[Opening Extracted records section]

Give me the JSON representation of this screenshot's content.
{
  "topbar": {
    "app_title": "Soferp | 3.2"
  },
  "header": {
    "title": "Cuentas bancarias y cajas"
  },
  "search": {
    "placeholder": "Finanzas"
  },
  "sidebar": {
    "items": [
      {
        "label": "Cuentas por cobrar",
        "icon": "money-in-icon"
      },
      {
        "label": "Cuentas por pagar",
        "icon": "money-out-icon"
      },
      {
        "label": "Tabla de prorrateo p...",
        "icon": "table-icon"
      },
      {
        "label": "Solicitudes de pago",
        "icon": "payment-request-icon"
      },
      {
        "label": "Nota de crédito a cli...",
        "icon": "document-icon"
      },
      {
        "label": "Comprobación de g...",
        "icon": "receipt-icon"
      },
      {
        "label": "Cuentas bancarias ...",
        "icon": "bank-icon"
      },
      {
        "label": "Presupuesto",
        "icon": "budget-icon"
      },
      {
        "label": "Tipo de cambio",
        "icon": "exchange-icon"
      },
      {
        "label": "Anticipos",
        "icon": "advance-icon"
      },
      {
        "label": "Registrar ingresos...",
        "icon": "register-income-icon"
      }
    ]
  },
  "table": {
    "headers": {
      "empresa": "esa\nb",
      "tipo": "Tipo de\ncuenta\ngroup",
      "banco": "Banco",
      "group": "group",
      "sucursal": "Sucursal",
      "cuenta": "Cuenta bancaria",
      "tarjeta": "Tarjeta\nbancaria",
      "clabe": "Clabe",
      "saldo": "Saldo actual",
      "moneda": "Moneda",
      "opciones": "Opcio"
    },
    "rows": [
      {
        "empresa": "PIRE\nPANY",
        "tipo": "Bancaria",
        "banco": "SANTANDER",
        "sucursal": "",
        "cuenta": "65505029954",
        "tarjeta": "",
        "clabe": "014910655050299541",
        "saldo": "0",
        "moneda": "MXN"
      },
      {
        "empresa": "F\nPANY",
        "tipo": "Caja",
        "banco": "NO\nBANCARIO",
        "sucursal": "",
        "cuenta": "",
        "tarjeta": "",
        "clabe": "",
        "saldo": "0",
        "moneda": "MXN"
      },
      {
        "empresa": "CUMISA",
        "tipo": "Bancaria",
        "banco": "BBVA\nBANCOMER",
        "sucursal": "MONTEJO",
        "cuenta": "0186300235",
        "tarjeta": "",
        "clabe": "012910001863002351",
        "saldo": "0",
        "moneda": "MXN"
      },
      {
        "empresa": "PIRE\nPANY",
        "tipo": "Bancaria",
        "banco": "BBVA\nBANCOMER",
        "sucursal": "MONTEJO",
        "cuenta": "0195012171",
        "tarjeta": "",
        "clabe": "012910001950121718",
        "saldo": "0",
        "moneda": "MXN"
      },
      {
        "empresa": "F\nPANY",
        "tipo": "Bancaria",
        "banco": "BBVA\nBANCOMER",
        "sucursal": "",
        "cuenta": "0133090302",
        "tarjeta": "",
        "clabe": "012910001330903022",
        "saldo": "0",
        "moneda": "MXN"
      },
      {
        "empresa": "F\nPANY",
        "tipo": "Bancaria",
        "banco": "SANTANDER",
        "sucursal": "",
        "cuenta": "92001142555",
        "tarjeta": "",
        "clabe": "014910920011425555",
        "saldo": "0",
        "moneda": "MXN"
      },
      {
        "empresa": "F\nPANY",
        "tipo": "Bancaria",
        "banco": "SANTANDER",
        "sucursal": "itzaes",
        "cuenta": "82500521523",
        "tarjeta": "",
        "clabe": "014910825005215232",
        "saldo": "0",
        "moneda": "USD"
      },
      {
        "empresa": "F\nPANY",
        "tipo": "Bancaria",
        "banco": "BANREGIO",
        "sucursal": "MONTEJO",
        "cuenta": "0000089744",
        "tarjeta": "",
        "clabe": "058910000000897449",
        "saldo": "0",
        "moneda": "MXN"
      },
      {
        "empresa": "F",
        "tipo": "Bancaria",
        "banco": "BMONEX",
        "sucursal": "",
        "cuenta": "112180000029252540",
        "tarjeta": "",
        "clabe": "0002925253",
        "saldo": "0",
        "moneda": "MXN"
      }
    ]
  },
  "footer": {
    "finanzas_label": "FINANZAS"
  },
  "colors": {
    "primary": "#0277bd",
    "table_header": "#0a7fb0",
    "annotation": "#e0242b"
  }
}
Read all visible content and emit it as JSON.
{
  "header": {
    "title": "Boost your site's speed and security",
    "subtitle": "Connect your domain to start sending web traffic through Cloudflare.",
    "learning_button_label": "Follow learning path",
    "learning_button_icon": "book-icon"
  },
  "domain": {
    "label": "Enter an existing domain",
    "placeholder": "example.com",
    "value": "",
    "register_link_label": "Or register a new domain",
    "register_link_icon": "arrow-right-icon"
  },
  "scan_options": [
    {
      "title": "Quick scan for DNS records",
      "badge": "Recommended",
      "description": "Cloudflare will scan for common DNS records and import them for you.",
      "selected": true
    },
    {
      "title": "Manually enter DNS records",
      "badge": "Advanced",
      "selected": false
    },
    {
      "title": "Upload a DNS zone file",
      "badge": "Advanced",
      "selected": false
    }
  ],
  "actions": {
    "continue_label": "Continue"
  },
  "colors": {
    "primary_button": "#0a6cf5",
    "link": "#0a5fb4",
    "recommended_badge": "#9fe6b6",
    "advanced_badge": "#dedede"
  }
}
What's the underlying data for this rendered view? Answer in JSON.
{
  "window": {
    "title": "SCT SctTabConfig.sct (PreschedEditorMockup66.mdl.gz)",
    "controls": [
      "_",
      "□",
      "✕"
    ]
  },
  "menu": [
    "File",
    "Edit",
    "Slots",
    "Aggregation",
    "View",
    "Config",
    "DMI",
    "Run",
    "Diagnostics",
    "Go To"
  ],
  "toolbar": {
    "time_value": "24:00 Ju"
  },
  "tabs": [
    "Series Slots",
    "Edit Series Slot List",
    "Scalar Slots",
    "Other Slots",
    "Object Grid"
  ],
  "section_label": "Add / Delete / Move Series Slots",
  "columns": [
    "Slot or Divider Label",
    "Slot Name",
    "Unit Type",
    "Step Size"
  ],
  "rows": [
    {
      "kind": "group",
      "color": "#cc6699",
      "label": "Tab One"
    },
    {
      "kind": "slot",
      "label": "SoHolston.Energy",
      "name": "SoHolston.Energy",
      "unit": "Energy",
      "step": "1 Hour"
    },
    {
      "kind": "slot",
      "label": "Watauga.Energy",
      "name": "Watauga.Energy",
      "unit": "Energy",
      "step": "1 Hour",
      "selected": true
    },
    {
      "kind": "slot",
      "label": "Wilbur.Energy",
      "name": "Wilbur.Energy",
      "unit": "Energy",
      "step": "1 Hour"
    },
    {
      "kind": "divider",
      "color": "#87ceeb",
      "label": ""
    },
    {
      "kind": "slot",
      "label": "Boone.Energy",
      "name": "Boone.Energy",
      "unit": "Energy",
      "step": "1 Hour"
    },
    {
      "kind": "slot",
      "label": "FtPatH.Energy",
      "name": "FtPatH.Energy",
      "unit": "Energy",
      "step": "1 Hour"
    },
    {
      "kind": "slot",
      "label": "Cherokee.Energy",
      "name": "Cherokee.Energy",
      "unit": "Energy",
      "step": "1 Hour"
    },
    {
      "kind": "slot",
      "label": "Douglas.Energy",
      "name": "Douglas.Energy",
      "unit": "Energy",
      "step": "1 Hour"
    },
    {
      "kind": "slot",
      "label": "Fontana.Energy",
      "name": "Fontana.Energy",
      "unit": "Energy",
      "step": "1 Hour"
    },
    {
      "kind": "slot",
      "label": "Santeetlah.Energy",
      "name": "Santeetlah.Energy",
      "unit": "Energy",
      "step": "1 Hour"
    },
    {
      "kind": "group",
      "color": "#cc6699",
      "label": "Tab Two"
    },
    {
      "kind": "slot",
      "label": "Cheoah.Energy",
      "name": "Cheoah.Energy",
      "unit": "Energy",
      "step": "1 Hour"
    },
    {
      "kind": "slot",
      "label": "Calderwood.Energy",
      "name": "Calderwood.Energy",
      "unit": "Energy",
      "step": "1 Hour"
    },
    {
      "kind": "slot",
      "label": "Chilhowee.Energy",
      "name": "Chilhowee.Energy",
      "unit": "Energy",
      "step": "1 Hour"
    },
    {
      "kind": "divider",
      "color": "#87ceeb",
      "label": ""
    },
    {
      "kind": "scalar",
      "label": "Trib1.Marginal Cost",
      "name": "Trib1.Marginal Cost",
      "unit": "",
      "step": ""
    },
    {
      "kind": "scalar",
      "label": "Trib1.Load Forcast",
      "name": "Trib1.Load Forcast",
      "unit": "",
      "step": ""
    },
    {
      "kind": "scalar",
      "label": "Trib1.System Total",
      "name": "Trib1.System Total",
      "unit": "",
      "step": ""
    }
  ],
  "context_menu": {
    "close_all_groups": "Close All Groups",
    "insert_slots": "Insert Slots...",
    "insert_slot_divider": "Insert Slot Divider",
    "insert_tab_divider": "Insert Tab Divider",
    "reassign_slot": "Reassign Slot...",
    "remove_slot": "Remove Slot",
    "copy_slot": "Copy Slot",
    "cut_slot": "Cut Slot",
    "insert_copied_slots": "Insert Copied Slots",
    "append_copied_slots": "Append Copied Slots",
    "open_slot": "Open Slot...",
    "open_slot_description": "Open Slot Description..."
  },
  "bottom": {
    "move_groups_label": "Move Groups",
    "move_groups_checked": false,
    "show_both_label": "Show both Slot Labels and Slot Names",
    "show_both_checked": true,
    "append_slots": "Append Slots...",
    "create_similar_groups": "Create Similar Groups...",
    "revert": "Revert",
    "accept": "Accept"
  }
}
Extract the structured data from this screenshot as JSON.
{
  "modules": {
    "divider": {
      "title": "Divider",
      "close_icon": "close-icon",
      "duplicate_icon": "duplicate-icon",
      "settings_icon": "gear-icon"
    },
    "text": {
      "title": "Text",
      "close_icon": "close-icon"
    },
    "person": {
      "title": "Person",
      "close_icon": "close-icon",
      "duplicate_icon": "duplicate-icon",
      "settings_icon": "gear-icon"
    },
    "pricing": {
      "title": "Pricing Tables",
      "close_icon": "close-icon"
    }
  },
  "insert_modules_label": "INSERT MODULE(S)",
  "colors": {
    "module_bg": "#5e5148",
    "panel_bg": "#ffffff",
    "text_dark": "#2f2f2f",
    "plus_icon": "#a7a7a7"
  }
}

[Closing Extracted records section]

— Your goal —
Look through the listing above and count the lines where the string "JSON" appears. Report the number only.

— Worked solution —
4